1. Avoid Packaged Foods.
Most packaged foods are loaded with white refined flour and added sugars. Instead, eat foods that are whole and fresh, like avocados, berries, and sliced veggies.
2. Avoid Sugary Sodas and Energy Drinks.
These “beverages” are sugar delivery systems. A 20-ounce bottle of Gatorade contains 34 grams of sugar. A can of Coke contains 39 grams of sugar… these two drinks are equally bad for you – don’t be fooled by marketing hype.
3. Avoid Artificial Sweeteners.
It’s been well-documented that diet drinks and artificial sweeteners cause you to gain weight, mainly because they make you crave more sugar. Artificially sweetened beverages are, simply put, counterproductive to your healing.
On top of that, I’ve never seen a study showing someone overcoming a sugar addiction – or losing weight – because they switched from sugar to artificial sweeteners. If such a study existed, you bet Big Food would have made sure you knew about it.
4. Enjoy a Savory Breakfast.
Most people start off their day with sugar topped with sugar and then a side of sugar too. Think about it… cereals, bagels, waffles, and toast are all made with refined grains that convert to sugar in your body. We then top our waffles with more sugar and eat them with a side of sugary OJ.
When we start off our day with sugar, we crave more sugar as the day progresses. If you want to curb your sugar cravings, start your day with a savory breakfast – perhaps some scrambled eggs topped with salsa and sliced avocado.
Related Reading: Gluten-Free Huevos Rancheros
5. Eat Sweet Vegetables.
If you crave something sweet, try eating more sweet vegetables like carrots, sweet potatoes, beets, corn, onions, and squash. Roast these sweet veggies with a little olive oil and sea salt. Try my Healing Carrot Walnut Soup or roasted beets.
6. Enjoy Fruit Minimally.
While fruit contains natural sugars, it also comes with essential nutrients and the fiber your body needs to process the sugar. I suggest limiting fruit consumption until you restore gut balance (important if your bacteria is wonky) and enjoying low-sugar fruits instead, like berries (especially blueberries) and kiwi.
Once your body is restored to good health, fruit can be an excellent source of nutrients and fiber for you – so don’t give it up. Just enjoy fruit within reason.
This is an excellent article from NPR that answers the gnawing question if sugar from fruit is the same as sugar from candy. So many people demonize all sugar, but not all sugar is created equal by your body.
7. Read Labels.
Condiments, salad dressings, coffee creamers, and yogurts contain sugar. Flavored Yoplait Yogurt contains 27 grams of sugar, and of the 170 calories, 108 come from sugar. Eater beware.
8. Eat Whole Grains.

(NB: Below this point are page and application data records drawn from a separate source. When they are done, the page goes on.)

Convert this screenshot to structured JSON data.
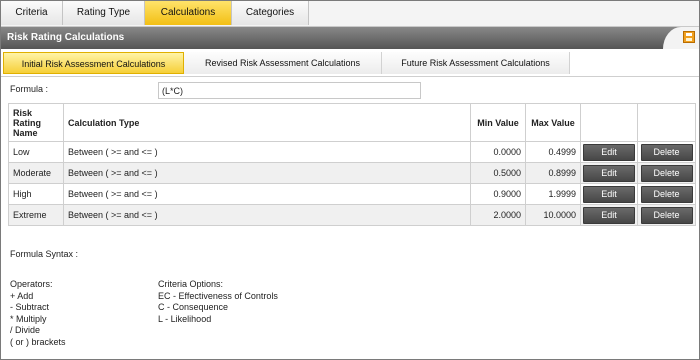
{
  "top_tabs": [
    "Criteria",
    "Rating Type",
    "Calculations",
    "Categories"
  ],
  "title": "Risk Rating Calculations",
  "sub_tabs": [
    "Initial Risk Assessment Calculations",
    "Revised Risk Assessment Calculations",
    "Future Risk Assessment Calculations"
  ],
  "formula": {
    "label": "Formula :",
    "value": "(L*C)"
  },
  "table": {
    "headers": {
      "name": "Risk Rating Name",
      "type": "Calculation Type",
      "min": "Min Value",
      "max": "Max Value"
    },
    "rows": [
      {
        "name": "Low",
        "type": "Between ( >= and <= )",
        "min": "0.0000",
        "max": "0.4999",
        "edit": "Edit",
        "delete": "Delete"
      },
      {
        "name": "Moderate",
        "type": "Between ( >= and <= )",
        "min": "0.5000",
        "max": "0.8999",
        "edit": "Edit",
        "delete": "Delete"
      },
      {
        "name": "High",
        "type": "Between ( >= and <= )",
        "min": "0.9000",
        "max": "1.9999",
        "edit": "Edit",
        "delete": "Delete"
      },
      {
        "name": "Extreme",
        "type": "Between ( >= and <= )",
        "min": "2.0000",
        "max": "10.0000",
        "edit": "Edit",
        "delete": "Delete"
      }
    ]
  },
  "syntax": {
    "title": "Formula Syntax :",
    "operators_title": "Operators:",
    "operators": [
      "+ Add",
      "- Subtract",
      "* Multiply",
      "/ Divide",
      "( or ) brackets"
    ],
    "criteria_title": "Criteria Options:",
    "criteria": [
      "EC - Effectiveness of Controls",
      "C - Consequence",
      "L - Likelihood"
    ]
  },
  "icons": {
    "save": "save-icon"
  },
  "colors": {
    "active_tab": "#f6cf38",
    "title_bar": "#666666",
    "button": "#555555"
  }
}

Quinoa, brown rice, millet, and buckwheat (all gluten-free grains) slowly digest in your body vs. rapidly converting to sugar like the white grains. Limit white refined starches like white rice, white bread, potatoes, and cereals, and enjoy a small serving of whole grains each day to help you feel full longer.
9. Drink Up.
When you’re hungry or craving sugar, drink a glass of water with a lemon squeeze or muddled cucumber. We often mistake thirst for hunger or cravings. I find that a cold glass of water helps me feel full and deters me from reaching for the bag of M&Ms.
10. Learn to Cook at Home.
Return to the basics and learn to cook at home (and love cooking at home, too!). Avoid eating an excessive amount of your meals out of the house.
Take an hour daily to cook things you and your family will love. Don’t rush dinner.
Plan your meals ahead of time. Your health is too important to leave in the hands of short-order cooks at fast food restaurants. Health is wealth – keep your priorities straight.
Remember, it takes time when it comes to breaking your sugar addiction. It’s an addiction, after all.
It takes time, self-love, and patience. The first step is understanding that you have a sugar addiction, then understanding the root cause of it, and then taking steps to remediate it immediately.
You can do this. I have faith in you.
P.S. Gluten is highly addictive too. Here are the steps I took to overcome gluten addiction.